**Task**
Could you filter the records below down to the lines that include the word "definition"?

Stored records:
- - - - - - -

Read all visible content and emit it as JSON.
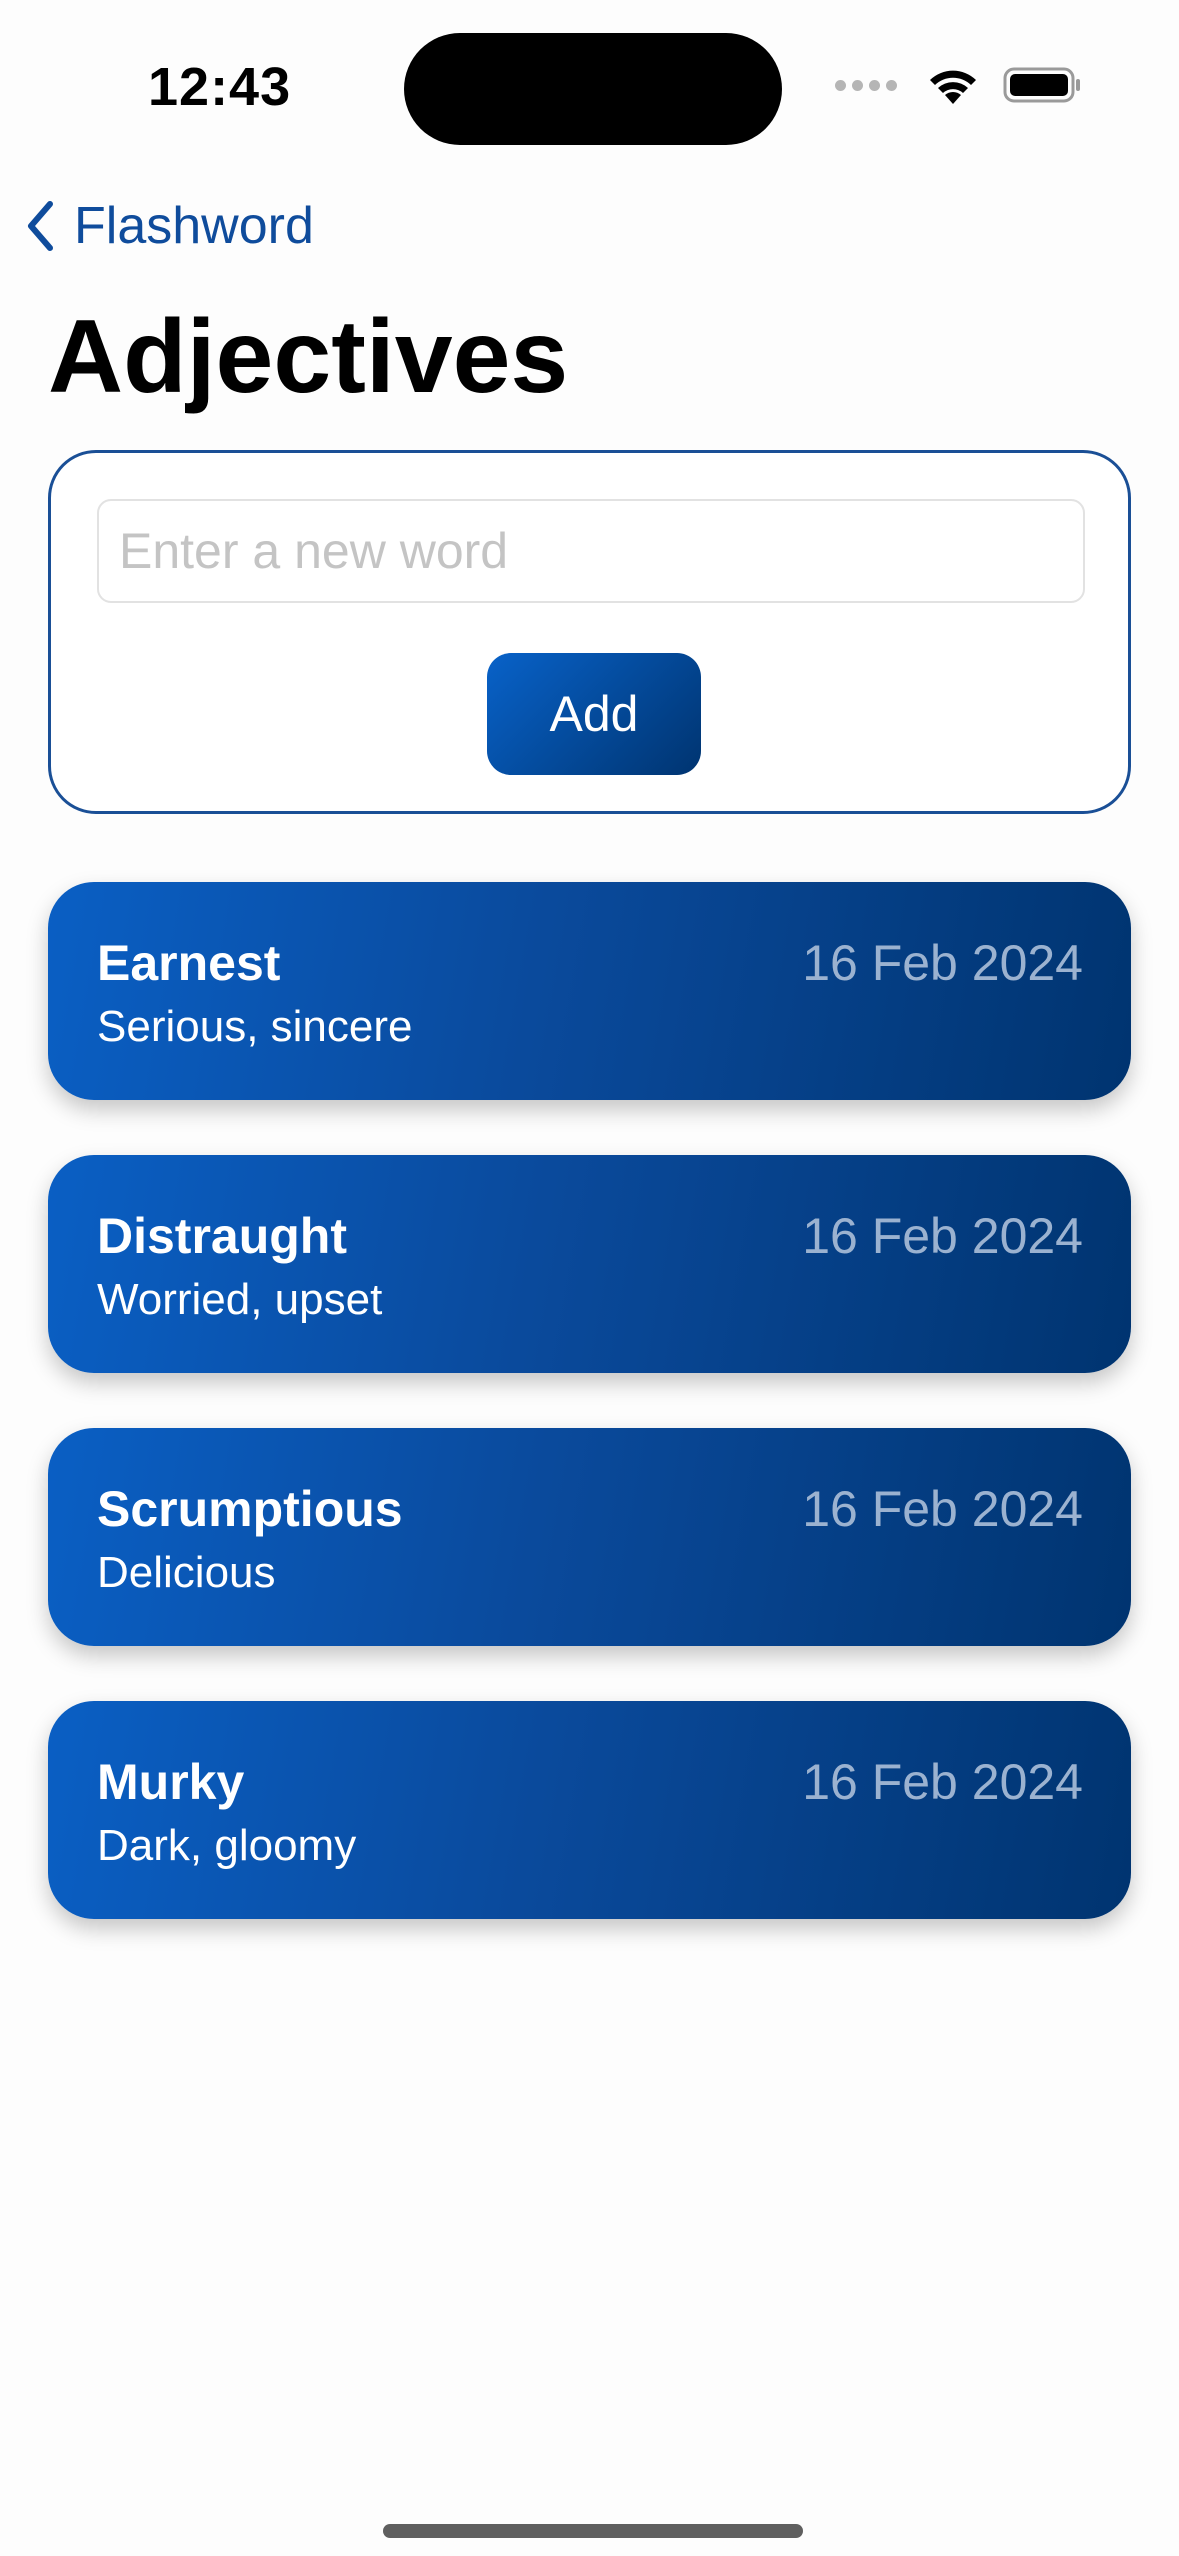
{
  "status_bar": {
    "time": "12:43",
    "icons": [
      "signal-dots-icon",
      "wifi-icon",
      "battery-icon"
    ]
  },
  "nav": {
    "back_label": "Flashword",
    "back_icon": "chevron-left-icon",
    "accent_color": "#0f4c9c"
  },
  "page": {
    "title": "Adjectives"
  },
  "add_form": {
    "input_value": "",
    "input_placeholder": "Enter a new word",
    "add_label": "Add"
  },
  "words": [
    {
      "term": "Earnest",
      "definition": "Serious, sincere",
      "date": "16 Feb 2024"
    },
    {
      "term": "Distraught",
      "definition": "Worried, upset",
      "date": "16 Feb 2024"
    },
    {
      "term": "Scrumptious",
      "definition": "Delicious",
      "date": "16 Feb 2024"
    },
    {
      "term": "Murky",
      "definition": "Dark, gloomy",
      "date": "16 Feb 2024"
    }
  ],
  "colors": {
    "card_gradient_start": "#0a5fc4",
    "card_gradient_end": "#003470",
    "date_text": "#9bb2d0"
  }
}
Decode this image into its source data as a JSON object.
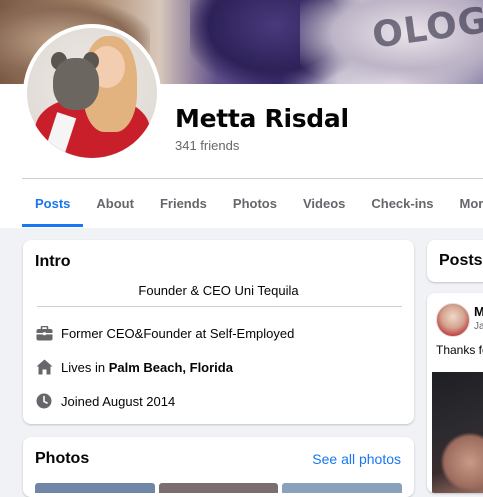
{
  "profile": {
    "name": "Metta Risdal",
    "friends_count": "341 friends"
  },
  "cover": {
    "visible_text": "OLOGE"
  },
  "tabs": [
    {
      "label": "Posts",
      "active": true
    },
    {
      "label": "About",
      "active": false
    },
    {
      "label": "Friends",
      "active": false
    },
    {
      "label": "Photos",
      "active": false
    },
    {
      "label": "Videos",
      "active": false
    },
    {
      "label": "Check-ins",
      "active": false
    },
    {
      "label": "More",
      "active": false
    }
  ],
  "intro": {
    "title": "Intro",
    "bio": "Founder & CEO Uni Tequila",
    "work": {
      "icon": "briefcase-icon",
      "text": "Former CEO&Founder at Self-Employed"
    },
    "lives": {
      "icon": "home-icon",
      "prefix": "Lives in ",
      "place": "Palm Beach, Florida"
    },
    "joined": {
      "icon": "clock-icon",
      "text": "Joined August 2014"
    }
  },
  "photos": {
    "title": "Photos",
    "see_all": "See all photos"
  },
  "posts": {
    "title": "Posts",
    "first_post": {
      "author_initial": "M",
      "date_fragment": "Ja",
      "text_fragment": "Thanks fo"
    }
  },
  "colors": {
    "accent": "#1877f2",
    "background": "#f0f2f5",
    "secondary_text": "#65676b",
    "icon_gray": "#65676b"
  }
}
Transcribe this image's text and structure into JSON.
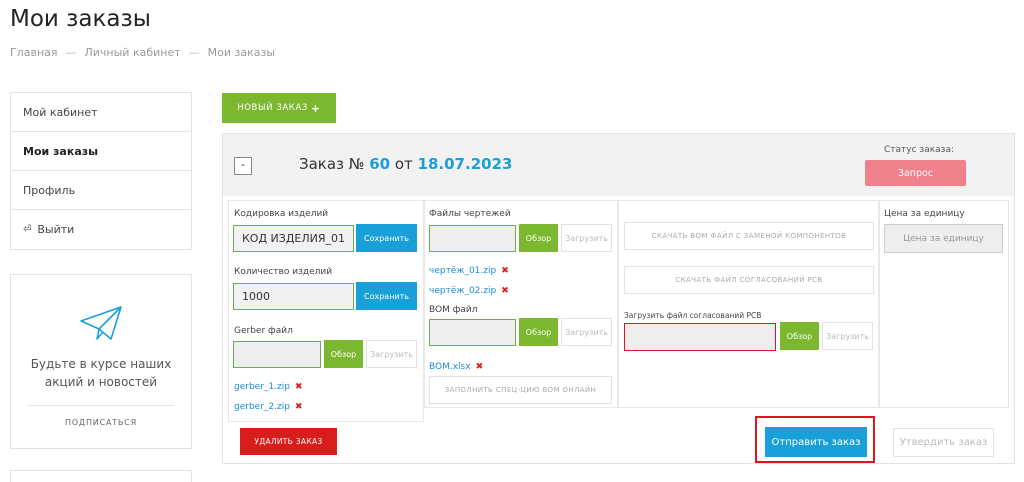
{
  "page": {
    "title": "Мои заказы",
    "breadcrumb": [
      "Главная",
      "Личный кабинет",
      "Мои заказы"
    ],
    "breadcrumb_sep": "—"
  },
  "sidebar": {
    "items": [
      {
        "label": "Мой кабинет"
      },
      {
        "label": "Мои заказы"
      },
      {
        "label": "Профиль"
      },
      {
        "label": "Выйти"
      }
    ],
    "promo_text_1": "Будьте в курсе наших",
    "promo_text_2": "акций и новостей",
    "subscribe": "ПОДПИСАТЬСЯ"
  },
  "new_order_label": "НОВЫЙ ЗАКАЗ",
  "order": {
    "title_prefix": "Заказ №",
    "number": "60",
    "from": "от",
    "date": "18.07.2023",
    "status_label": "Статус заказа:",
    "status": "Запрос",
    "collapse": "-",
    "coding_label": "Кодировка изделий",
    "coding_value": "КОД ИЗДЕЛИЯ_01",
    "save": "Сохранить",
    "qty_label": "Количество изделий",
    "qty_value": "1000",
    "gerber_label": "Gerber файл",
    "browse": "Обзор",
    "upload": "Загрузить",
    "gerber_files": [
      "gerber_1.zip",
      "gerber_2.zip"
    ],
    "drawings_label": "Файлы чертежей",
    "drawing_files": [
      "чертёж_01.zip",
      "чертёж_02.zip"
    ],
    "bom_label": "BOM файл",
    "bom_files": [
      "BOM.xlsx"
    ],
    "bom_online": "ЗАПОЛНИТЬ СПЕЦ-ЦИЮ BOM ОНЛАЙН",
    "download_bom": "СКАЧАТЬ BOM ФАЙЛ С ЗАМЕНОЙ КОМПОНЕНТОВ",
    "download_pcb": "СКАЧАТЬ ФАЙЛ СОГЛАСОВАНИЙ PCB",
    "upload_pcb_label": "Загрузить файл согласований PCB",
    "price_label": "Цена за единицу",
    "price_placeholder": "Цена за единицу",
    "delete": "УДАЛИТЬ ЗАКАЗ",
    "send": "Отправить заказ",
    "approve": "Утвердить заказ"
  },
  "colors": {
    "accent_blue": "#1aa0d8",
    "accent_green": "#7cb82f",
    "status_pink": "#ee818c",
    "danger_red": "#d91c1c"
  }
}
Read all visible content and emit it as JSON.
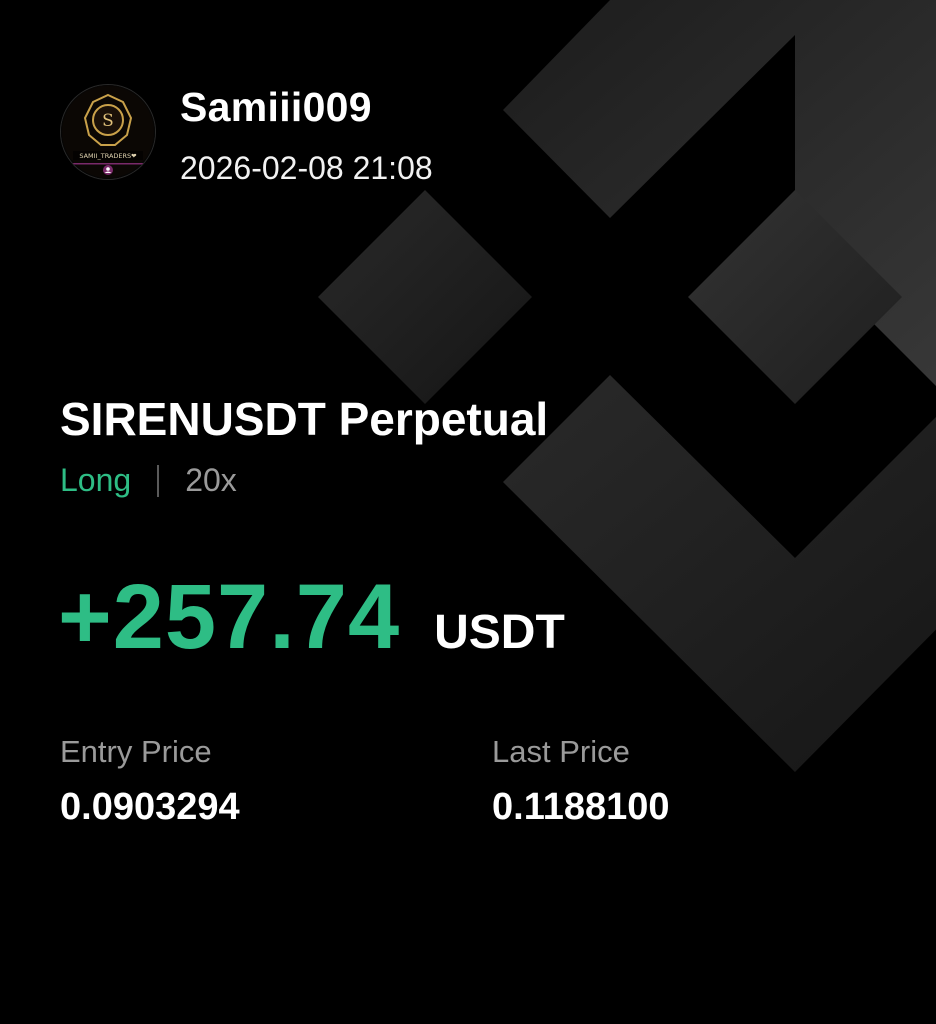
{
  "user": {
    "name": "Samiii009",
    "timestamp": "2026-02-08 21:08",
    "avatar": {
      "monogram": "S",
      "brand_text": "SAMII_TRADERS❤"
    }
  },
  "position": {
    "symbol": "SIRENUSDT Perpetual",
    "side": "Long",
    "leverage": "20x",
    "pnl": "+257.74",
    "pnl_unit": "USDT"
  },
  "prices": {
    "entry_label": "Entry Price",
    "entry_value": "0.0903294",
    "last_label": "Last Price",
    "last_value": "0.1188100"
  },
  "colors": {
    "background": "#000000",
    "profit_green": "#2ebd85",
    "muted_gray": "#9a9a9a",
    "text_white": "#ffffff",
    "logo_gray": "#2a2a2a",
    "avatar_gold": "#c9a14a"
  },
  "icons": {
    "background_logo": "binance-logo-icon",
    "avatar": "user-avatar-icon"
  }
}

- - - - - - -

**Output for this exercise**
      "definition": "Serious, sincere",
      "definition": "Worried, upset",
      "definition": "Delicious",
      "definition": "Dark, gloomy",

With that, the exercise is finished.